§ EXERCISE BRIEF
Your answer should be a single number: how many lines in the data below hold the string "Brak".

[Items from a data source]
↓

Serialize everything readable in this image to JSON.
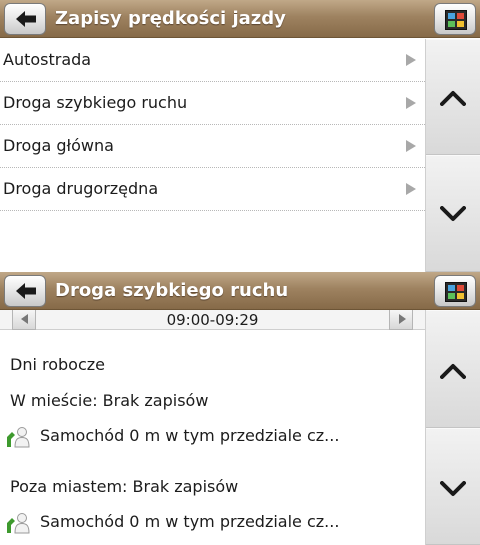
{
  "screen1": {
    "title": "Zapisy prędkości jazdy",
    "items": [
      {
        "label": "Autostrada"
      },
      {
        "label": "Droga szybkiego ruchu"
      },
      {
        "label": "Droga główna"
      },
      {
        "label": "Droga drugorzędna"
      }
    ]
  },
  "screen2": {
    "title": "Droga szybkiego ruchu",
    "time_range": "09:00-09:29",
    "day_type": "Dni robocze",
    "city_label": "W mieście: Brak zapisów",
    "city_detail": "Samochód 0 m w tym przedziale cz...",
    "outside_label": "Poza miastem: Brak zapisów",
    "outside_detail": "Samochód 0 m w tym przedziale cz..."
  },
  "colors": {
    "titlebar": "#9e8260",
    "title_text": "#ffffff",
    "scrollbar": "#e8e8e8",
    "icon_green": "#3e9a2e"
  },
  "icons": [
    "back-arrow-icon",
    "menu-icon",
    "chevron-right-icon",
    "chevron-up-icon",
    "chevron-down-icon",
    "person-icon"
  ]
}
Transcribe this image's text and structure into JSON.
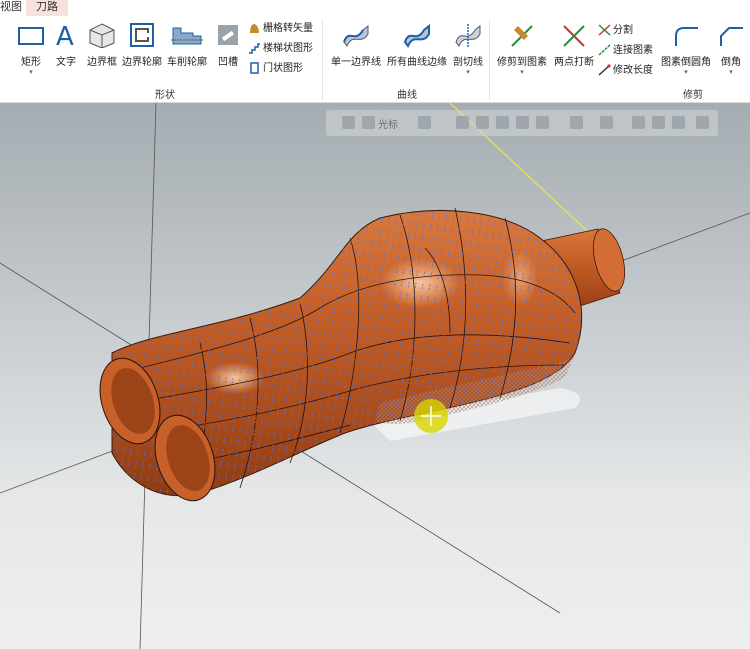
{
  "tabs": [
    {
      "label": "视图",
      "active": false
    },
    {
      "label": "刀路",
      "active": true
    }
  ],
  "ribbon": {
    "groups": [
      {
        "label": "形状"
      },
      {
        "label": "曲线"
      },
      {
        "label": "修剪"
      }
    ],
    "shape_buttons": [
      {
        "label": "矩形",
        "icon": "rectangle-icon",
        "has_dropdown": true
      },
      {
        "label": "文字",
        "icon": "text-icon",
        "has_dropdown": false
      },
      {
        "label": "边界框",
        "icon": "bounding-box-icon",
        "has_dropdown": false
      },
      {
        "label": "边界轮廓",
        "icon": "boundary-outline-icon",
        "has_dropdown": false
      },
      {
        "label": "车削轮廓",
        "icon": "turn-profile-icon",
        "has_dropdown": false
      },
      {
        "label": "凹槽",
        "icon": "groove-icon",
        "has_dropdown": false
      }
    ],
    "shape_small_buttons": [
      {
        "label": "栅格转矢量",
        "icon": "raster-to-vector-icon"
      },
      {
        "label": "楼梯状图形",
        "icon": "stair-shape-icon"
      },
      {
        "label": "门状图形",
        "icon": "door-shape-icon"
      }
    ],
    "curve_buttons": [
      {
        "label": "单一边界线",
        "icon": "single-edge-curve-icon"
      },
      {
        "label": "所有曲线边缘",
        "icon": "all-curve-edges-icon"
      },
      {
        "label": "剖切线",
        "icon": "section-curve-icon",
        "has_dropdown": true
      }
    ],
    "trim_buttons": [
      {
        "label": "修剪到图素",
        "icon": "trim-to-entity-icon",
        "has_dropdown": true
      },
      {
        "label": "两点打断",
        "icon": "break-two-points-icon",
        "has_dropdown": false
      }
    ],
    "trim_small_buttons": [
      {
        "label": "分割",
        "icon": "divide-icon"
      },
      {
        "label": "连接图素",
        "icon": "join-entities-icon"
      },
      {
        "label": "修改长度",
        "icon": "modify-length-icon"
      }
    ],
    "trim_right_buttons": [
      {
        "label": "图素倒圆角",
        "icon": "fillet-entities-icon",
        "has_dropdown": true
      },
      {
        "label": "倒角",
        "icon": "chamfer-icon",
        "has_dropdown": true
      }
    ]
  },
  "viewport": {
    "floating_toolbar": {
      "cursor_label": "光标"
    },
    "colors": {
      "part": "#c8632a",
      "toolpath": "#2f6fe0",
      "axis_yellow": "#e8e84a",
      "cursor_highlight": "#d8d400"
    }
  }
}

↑
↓

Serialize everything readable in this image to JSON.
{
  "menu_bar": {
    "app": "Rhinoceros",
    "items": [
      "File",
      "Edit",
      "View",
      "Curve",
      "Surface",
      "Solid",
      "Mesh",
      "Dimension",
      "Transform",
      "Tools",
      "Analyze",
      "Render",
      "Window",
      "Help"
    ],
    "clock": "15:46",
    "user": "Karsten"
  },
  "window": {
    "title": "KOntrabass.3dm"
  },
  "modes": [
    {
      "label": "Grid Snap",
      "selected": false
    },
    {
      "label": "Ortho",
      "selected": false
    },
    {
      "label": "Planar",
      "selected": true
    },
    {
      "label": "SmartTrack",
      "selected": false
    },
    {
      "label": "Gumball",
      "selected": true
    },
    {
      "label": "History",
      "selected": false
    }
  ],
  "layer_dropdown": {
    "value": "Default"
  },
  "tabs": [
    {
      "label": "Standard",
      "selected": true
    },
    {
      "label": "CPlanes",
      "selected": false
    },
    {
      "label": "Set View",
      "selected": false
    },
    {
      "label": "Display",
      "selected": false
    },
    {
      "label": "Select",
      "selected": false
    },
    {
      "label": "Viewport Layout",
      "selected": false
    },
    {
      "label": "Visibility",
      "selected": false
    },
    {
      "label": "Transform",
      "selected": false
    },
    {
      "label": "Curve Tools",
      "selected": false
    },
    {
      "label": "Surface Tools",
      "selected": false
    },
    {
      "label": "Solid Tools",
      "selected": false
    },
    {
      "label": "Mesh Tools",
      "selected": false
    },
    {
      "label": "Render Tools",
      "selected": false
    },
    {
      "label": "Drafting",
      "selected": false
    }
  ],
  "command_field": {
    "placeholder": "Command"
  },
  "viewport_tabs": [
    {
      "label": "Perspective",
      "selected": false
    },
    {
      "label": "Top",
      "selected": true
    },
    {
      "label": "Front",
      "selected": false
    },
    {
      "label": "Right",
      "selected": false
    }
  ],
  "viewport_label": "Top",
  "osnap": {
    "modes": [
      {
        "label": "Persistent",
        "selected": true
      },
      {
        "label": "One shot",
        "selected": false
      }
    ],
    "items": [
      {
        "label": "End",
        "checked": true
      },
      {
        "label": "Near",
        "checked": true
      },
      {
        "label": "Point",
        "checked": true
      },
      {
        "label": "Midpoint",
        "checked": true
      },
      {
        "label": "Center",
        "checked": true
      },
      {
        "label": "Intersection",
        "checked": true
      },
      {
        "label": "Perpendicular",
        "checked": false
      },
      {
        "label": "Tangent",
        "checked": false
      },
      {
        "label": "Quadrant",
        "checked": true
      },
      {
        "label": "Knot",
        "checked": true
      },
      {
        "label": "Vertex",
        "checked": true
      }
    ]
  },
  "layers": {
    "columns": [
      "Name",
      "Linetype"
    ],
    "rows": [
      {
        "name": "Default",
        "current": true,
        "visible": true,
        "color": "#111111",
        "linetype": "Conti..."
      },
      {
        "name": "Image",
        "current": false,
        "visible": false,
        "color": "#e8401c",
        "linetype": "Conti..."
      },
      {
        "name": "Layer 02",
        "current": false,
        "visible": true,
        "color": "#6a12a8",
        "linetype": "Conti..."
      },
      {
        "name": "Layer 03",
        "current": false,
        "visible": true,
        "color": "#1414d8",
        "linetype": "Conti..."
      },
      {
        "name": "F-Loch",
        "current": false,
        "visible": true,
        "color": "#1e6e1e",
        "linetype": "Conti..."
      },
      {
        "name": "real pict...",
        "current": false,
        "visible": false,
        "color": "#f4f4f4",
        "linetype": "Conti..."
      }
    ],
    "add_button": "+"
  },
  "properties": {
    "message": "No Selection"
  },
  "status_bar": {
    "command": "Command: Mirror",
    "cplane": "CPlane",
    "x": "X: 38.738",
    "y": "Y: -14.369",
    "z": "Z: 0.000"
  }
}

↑

§ EXERCISE RESULT
2